Saturday, September 17, 2011

Family, Relationships, and Being 6000 Miles Away When Your New Niece is Born

I have a new niece. Her name is Smushy (according to her Doda Lauren, that is; other family members call her by the name on her birth certificate). She is adorable and wonderful...and 6000 miles away. Which sucks.

When I moved here, I had one niece who was old enough to look at me on the computer, identify me by sight, and semi-carry a conversation. Our conversations have since progressed to playing hide-and-seek, making faces at each other, and her telling me about her day. Smushy can't do that yet; as an infant, she knows people by voice (sound), smell, and feel, mostly the middle and last ones now. I won't be seeing my niece until she's about 9 months old (assuming I go back to NY for the summer like I plan to). I held Squishy the day she was born; Smushy is going to be 9 months old before I hold her or see her in real life, and she might not even let me hold her because she won't know me. That really, really sucks; my own niece who I love so much not even knowing me.

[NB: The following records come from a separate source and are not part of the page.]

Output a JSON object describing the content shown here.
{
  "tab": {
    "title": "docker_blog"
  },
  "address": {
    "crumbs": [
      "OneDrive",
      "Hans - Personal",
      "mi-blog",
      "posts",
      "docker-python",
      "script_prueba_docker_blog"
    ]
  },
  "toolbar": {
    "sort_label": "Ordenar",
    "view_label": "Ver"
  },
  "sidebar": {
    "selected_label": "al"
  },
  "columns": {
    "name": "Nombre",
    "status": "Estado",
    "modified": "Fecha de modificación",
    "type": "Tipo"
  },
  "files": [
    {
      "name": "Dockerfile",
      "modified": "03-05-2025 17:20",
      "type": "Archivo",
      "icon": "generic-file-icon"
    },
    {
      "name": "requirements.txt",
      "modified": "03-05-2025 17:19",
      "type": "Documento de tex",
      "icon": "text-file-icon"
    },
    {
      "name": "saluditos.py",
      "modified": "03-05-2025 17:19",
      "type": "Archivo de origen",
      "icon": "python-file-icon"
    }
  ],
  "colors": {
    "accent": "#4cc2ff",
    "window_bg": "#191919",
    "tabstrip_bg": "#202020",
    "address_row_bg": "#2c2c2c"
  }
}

I knew that at some point this would happen. I don't expect my family and friends to stop living their lives because I'm not there, but each time something big happens there, it hurts and it's hard. I'm happy here, I really am. It's just hard when life events happen without you there.

I don't even want to think about when more family and friends get engaged, married, and have kids and I won't be there.

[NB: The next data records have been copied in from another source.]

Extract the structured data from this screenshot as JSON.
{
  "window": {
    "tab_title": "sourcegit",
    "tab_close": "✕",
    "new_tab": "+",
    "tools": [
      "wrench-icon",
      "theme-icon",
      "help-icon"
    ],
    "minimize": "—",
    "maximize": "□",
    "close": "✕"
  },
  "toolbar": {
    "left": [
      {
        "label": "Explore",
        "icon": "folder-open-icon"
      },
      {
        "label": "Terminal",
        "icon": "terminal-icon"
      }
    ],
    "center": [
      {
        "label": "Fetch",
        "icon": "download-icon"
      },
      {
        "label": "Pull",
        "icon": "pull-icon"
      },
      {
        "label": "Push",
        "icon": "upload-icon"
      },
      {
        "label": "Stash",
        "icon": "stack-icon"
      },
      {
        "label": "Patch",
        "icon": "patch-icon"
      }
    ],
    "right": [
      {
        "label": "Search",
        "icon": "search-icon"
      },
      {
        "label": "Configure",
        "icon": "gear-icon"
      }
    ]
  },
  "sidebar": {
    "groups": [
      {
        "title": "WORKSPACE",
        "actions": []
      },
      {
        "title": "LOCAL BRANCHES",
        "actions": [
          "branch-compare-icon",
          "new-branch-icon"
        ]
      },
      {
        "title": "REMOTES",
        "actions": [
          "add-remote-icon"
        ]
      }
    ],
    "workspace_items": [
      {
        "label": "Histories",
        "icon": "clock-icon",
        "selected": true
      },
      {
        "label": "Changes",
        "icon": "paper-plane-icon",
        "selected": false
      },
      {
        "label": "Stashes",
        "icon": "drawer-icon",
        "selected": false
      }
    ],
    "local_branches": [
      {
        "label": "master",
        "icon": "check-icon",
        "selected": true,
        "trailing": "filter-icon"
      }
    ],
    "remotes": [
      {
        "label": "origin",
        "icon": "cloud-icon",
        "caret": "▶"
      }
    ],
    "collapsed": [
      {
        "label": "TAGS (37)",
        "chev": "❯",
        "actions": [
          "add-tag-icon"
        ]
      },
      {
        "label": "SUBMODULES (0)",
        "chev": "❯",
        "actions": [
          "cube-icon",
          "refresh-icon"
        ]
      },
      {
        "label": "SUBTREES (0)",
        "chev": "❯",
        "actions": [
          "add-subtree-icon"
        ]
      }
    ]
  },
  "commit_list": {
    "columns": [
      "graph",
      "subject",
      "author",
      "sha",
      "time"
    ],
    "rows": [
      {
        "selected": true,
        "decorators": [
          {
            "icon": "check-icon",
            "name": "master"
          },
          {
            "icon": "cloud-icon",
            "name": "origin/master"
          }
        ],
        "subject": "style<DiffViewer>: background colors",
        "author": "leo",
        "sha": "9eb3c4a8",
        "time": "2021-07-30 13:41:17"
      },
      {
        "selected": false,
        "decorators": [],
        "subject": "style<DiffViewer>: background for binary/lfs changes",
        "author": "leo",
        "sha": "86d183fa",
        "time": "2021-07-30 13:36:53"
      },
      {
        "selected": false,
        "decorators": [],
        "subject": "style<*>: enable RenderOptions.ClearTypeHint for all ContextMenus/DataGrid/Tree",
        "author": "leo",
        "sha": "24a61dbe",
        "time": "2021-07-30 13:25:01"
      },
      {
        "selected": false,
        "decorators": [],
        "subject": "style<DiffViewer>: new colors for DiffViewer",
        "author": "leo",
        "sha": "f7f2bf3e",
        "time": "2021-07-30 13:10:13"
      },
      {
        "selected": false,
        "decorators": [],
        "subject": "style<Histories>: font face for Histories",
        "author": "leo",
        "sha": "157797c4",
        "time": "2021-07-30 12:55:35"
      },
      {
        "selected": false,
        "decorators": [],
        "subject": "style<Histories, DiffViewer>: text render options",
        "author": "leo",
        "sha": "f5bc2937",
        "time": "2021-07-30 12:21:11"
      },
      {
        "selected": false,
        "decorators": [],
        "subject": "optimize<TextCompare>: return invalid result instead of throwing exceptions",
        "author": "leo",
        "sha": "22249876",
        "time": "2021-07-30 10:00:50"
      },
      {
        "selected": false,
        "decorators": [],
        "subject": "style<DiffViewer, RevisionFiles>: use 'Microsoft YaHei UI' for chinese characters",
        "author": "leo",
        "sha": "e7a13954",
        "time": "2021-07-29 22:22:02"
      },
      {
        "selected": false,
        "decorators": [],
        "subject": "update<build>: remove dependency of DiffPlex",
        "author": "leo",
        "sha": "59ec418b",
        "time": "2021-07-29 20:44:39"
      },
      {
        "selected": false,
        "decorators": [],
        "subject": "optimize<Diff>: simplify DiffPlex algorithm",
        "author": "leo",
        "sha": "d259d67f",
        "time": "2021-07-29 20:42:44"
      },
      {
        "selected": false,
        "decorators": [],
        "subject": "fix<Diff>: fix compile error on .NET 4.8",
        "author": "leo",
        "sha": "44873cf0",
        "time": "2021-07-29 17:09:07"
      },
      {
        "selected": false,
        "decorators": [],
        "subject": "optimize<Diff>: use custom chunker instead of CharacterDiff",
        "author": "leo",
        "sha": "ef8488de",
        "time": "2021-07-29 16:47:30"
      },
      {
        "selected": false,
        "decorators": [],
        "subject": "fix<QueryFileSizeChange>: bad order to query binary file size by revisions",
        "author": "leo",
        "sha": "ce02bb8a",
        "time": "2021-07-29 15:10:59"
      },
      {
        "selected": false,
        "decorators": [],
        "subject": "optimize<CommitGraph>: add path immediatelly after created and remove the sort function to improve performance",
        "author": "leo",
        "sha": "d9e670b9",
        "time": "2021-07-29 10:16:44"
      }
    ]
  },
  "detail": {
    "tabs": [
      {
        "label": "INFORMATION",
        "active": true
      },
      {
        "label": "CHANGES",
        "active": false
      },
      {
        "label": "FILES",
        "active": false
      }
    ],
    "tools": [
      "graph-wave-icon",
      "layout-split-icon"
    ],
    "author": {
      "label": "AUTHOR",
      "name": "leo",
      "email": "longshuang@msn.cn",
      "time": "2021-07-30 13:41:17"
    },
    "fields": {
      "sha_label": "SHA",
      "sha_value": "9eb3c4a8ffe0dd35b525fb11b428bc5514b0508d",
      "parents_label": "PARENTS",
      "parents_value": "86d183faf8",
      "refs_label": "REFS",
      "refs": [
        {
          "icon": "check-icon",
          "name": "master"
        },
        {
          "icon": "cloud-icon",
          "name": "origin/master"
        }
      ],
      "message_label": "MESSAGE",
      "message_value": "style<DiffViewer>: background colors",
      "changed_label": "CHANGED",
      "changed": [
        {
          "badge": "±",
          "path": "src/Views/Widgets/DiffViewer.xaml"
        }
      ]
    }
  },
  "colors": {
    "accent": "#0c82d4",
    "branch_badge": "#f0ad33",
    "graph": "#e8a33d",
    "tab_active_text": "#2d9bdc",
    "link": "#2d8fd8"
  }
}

This was depressing. Sorry. But this is one of the hardest-hitting and most bringing-you-down-to-reality, if you will, parts of making aliyah without all of your family and friends.


  1. That's the thing about moving to israel or any other foreign the end of the day, you are foreign, and there's nothing you can really do about that.
    שנה טוב ומתוקה

  2. Anonymous-- it's not that I'm foreign or in a foreign country. It's that the rest of my family and friends aren't here also and it sucks to not be near them.